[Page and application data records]
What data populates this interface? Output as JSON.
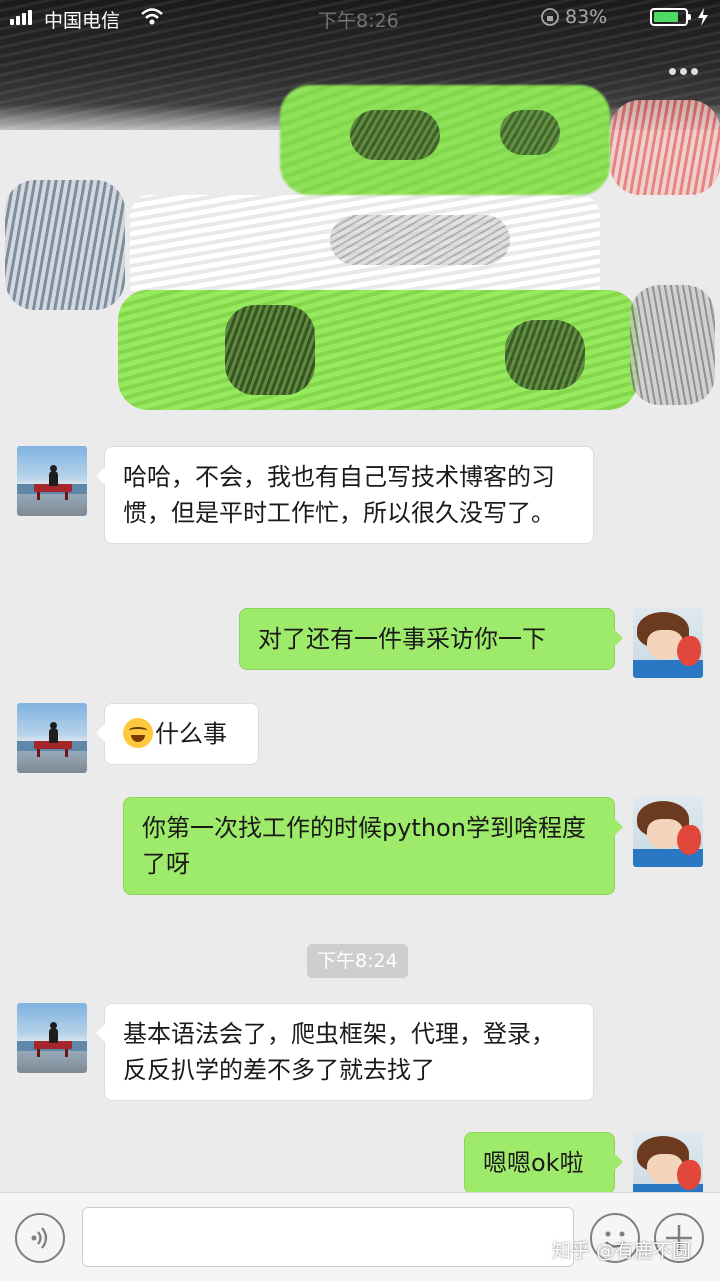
{
  "status_bar": {
    "carrier": "中国电信",
    "time": "下午8:26",
    "battery": "83%"
  },
  "chat": {
    "timestamp": "下午8:24",
    "messages": [
      {
        "from": "contact",
        "text": "哈哈，不会，我也有自己写技术博客的习惯，但是平时工作忙，所以很久没写了。"
      },
      {
        "from": "self",
        "text": "对了还有一件事采访你一下"
      },
      {
        "from": "contact",
        "emoji": "crying-laughing-emoji",
        "text": "什么事"
      },
      {
        "from": "self",
        "text": "你第一次找工作的时候python学到啥程度了呀"
      },
      {
        "from": "contact",
        "text": "基本语法会了，爬虫框架，代理，登录，反反扒学的差不多了就去找了"
      },
      {
        "from": "self",
        "text": "嗯嗯ok啦"
      }
    ]
  },
  "input_bar": {
    "message_value": ""
  },
  "watermark": "知乎 @有鹿不圆",
  "colors": {
    "background": "#ebebeb",
    "incoming_bubble": "#ffffff",
    "outgoing_bubble": "#9eea6a",
    "timestamp_bg": "#cecece"
  },
  "icons": {
    "status": [
      "signal-icon",
      "wifi-icon",
      "lock-rotation-icon",
      "battery-icon",
      "charging-icon"
    ],
    "header": [
      "more-menu-icon"
    ],
    "input": [
      "voice-icon",
      "emoji-icon",
      "plus-icon"
    ]
  }
}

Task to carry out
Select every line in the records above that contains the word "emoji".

Written answer
        "emoji": "crying-laughing-emoji",
      "emoji-icon",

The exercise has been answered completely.